■ **EXERCISE**: What is needed here is every line of the records that includes "JSON".

Interface dataset entries
··········

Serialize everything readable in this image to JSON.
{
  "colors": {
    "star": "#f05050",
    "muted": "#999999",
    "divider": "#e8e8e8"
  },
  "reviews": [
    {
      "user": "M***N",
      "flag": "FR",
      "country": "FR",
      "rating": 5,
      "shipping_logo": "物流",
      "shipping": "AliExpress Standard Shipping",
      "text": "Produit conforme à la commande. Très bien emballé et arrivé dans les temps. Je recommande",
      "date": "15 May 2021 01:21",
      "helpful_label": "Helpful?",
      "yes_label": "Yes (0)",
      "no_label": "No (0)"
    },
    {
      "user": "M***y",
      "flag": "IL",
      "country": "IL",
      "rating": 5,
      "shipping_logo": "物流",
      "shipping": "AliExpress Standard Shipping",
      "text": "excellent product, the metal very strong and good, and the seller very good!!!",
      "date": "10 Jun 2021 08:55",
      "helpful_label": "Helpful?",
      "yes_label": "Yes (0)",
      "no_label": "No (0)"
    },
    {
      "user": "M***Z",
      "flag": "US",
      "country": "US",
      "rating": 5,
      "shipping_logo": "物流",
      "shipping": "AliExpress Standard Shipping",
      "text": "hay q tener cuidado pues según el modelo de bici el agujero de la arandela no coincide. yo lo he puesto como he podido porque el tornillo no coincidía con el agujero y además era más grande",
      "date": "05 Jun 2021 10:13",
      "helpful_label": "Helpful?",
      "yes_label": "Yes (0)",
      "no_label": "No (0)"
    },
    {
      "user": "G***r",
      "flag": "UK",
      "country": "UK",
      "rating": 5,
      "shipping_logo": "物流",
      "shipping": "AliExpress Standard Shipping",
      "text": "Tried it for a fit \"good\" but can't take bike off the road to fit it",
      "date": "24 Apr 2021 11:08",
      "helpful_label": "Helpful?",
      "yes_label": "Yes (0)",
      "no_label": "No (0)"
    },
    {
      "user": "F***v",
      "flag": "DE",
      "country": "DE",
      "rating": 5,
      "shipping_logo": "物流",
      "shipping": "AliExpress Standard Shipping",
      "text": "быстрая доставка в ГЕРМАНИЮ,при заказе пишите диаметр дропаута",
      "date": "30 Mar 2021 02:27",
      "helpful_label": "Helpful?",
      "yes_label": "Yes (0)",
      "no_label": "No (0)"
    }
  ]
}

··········

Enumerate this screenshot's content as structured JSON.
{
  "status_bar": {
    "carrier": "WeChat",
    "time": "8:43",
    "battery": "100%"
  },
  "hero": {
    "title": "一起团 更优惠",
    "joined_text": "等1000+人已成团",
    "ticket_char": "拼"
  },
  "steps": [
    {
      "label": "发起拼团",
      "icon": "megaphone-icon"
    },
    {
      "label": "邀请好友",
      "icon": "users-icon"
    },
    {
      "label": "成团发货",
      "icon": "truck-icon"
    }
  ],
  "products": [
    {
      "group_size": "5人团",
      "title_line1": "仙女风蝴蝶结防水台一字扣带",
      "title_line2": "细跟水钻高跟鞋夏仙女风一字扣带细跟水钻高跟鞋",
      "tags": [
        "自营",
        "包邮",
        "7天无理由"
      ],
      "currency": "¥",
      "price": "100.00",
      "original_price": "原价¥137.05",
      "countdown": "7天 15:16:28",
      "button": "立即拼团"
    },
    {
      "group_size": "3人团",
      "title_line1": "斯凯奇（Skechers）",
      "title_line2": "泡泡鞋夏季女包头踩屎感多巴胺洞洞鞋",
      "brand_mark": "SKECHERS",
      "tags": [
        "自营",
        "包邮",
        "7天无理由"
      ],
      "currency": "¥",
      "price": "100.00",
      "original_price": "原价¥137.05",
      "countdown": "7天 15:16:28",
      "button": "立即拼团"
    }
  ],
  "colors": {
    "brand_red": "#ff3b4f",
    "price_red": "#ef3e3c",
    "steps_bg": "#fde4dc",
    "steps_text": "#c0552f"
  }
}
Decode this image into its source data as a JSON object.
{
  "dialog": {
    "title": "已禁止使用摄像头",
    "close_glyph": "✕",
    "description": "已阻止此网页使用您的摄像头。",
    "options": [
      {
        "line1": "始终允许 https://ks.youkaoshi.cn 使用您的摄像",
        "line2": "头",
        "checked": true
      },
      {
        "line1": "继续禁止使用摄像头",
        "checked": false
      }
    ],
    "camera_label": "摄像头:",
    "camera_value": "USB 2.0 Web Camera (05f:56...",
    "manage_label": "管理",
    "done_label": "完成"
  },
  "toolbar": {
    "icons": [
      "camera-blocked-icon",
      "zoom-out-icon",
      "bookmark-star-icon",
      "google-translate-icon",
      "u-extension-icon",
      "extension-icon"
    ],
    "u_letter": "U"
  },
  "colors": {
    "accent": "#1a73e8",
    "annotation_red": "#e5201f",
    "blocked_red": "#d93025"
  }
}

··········

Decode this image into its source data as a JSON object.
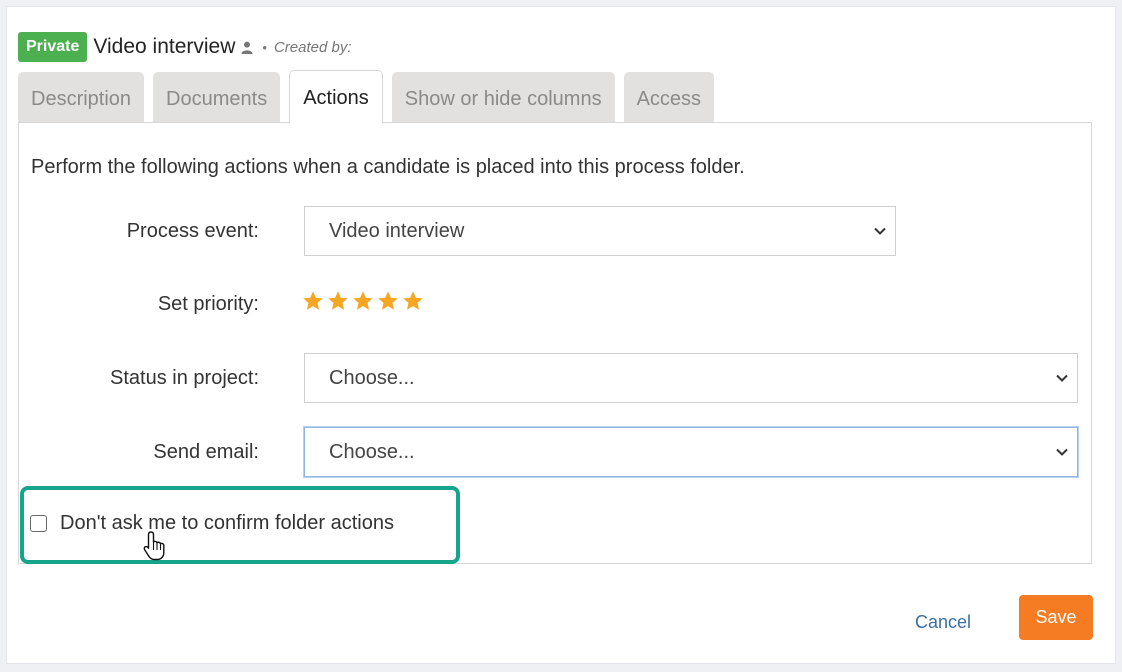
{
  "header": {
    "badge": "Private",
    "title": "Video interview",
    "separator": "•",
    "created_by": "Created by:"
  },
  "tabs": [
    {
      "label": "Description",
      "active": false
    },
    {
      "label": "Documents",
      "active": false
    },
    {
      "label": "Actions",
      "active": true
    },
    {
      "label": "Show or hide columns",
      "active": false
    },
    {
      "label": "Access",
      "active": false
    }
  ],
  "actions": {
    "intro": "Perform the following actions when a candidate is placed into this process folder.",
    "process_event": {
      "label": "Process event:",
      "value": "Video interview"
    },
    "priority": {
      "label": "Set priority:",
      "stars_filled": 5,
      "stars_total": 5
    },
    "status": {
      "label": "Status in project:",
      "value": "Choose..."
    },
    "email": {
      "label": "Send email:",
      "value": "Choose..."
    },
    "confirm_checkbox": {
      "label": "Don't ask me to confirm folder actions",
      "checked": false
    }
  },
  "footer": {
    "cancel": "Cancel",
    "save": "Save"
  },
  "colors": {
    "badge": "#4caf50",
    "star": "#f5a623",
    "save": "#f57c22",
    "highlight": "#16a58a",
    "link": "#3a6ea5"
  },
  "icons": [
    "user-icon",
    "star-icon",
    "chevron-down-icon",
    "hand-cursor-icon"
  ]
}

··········

■ **TASK RESULT**:
Serialize everything readable in this image to JSON.
Enumerate this screenshot's content as structured JSON.
Decode this image into its source data as a JSON object.
Decode this image into its source data as a JSON object.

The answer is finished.